** ENTRIES PROVIDED follows **

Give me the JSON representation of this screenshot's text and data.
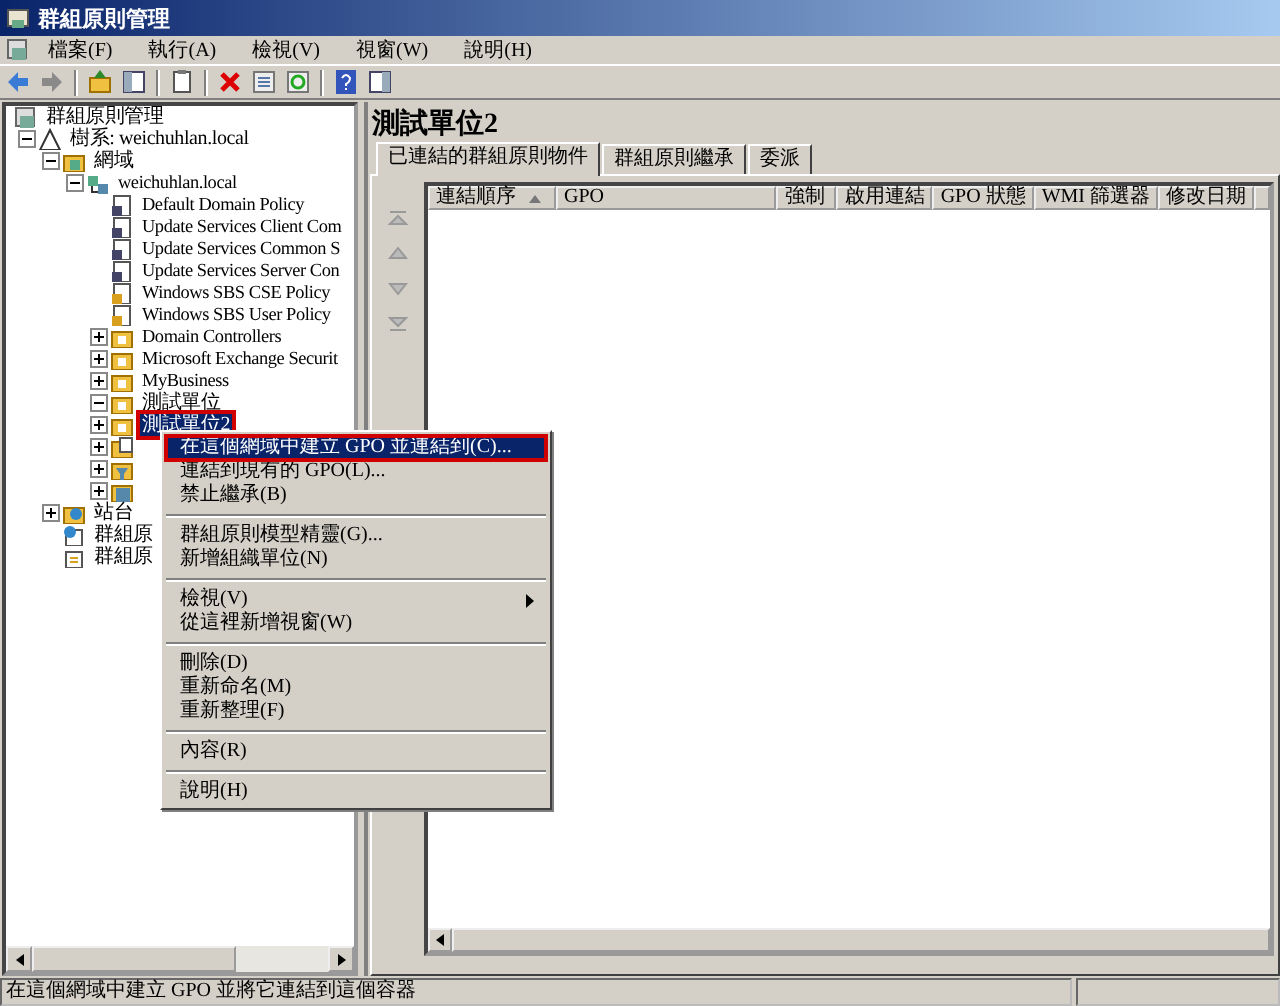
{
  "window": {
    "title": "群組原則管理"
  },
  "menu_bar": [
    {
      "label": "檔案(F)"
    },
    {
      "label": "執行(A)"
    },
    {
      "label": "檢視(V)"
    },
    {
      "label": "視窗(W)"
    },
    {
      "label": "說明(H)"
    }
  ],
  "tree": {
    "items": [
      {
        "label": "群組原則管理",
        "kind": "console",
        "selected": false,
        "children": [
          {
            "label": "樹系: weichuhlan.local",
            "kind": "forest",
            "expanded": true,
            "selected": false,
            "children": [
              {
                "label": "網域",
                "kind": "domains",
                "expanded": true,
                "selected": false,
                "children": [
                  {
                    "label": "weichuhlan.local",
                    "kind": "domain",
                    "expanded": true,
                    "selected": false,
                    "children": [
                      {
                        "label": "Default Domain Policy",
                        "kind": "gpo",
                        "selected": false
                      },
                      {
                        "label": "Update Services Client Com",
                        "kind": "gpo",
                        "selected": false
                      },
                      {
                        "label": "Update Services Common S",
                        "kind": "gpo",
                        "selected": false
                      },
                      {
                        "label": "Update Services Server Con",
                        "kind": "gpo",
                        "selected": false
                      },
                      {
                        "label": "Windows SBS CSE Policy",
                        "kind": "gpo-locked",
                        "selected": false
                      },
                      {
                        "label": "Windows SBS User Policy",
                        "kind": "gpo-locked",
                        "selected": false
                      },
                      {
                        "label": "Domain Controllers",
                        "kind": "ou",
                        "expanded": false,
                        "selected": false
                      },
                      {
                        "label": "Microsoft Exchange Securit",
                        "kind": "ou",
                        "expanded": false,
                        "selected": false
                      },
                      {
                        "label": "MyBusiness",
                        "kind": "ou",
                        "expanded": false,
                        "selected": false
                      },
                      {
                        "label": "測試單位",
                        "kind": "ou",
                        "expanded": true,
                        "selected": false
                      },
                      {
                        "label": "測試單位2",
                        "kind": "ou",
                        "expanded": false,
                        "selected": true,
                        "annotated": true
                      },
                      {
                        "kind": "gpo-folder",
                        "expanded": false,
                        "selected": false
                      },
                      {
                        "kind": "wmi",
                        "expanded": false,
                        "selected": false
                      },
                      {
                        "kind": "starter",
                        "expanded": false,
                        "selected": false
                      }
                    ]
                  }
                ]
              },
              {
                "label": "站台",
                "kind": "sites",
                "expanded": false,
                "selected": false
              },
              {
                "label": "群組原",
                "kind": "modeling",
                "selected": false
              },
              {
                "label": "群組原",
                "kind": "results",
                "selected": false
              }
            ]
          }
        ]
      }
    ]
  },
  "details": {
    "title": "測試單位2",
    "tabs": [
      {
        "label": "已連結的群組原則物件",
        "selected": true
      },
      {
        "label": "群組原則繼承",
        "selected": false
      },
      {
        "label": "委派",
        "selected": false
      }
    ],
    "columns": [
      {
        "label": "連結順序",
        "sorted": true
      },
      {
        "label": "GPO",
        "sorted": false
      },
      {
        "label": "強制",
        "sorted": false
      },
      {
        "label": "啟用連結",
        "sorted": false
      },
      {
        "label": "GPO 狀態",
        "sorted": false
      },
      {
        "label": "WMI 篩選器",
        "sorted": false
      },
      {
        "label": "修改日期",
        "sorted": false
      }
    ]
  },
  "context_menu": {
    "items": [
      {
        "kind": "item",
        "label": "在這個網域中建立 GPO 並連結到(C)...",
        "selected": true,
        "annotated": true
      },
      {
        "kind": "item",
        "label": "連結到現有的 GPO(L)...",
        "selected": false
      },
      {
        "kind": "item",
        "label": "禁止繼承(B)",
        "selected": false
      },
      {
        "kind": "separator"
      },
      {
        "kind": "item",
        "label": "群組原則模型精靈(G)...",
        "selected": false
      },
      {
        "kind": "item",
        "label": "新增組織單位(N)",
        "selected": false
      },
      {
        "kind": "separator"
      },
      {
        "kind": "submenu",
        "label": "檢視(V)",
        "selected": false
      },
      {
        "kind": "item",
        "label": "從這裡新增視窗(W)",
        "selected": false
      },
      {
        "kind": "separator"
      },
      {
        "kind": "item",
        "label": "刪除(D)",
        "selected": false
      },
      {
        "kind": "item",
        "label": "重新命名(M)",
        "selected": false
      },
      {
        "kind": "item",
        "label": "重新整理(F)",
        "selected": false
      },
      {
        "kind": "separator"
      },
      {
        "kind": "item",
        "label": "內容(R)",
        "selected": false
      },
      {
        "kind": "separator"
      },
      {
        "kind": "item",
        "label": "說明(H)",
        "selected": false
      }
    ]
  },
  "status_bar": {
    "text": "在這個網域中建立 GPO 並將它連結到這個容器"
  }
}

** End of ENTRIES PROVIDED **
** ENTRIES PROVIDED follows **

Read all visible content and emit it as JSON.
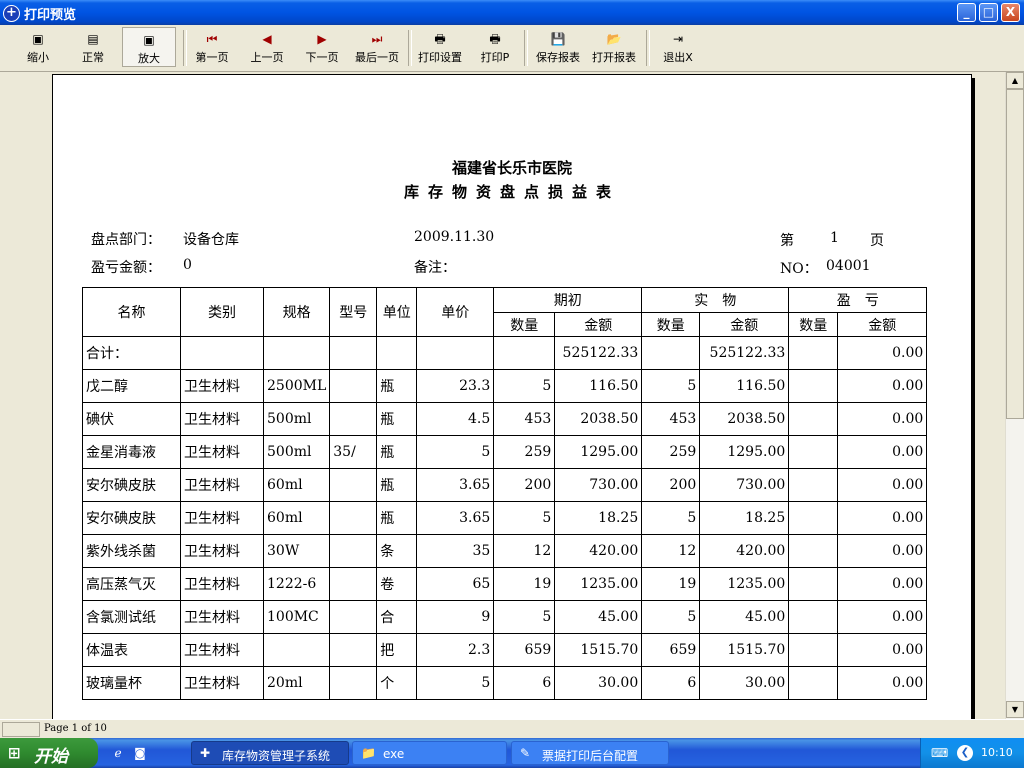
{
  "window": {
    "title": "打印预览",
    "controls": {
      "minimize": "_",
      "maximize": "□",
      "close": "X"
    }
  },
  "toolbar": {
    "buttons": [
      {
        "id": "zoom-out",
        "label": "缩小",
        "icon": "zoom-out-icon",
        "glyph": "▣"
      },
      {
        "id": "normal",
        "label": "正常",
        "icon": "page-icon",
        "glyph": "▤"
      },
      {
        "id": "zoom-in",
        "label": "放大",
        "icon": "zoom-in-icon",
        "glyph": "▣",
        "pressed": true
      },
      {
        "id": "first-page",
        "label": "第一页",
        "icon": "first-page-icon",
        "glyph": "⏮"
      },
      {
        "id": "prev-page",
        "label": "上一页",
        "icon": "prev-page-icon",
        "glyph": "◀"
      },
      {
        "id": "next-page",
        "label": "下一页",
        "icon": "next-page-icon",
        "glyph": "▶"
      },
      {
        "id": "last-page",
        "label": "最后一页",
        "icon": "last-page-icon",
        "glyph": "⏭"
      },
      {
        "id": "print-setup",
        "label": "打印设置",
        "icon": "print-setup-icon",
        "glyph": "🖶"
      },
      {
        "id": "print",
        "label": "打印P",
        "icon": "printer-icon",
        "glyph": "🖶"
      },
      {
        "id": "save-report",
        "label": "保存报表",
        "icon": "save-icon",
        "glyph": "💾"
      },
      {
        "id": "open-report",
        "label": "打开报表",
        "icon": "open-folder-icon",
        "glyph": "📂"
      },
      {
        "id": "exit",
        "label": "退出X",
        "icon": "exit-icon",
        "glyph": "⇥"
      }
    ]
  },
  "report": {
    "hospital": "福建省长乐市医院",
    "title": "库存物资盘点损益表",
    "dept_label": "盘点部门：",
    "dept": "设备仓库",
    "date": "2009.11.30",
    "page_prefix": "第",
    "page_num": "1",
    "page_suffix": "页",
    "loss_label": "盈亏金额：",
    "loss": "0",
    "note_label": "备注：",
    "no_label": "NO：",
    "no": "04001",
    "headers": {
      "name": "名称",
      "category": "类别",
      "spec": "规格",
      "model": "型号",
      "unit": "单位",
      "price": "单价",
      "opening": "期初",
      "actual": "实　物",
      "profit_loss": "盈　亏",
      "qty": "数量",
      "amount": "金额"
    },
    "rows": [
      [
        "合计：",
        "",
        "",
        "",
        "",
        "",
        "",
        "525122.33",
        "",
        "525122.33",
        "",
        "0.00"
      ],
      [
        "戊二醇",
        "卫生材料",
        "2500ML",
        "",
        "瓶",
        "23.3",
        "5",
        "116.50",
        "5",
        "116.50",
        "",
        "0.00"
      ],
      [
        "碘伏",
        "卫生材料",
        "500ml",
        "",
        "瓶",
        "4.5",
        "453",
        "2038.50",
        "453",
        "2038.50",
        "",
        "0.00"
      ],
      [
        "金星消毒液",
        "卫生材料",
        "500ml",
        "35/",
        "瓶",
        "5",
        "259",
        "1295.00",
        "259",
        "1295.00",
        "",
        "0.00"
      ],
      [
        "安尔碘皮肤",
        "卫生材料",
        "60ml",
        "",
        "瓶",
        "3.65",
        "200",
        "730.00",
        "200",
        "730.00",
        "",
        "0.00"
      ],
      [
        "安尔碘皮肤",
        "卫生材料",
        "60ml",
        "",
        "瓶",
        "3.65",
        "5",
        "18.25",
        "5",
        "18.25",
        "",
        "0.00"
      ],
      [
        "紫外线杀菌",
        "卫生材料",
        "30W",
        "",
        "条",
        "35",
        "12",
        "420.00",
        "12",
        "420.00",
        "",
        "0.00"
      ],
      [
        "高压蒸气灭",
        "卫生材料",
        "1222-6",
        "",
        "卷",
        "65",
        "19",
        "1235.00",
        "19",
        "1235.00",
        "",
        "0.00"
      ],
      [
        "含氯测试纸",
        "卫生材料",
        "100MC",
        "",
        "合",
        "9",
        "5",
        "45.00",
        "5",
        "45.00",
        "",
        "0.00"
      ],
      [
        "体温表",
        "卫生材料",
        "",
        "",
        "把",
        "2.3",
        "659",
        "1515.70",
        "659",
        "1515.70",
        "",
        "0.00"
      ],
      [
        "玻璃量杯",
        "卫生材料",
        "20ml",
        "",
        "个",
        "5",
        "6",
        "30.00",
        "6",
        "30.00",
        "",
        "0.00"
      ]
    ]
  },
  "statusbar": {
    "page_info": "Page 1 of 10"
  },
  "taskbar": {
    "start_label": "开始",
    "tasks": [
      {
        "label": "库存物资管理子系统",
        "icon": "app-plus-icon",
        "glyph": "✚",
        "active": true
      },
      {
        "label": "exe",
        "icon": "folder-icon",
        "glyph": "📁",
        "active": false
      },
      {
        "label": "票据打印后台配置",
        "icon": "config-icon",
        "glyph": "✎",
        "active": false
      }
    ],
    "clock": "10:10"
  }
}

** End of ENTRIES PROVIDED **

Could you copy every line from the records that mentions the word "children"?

SOLVED PROBLEM:
        "children": [
            "children": [
                "children": [
                    "children": [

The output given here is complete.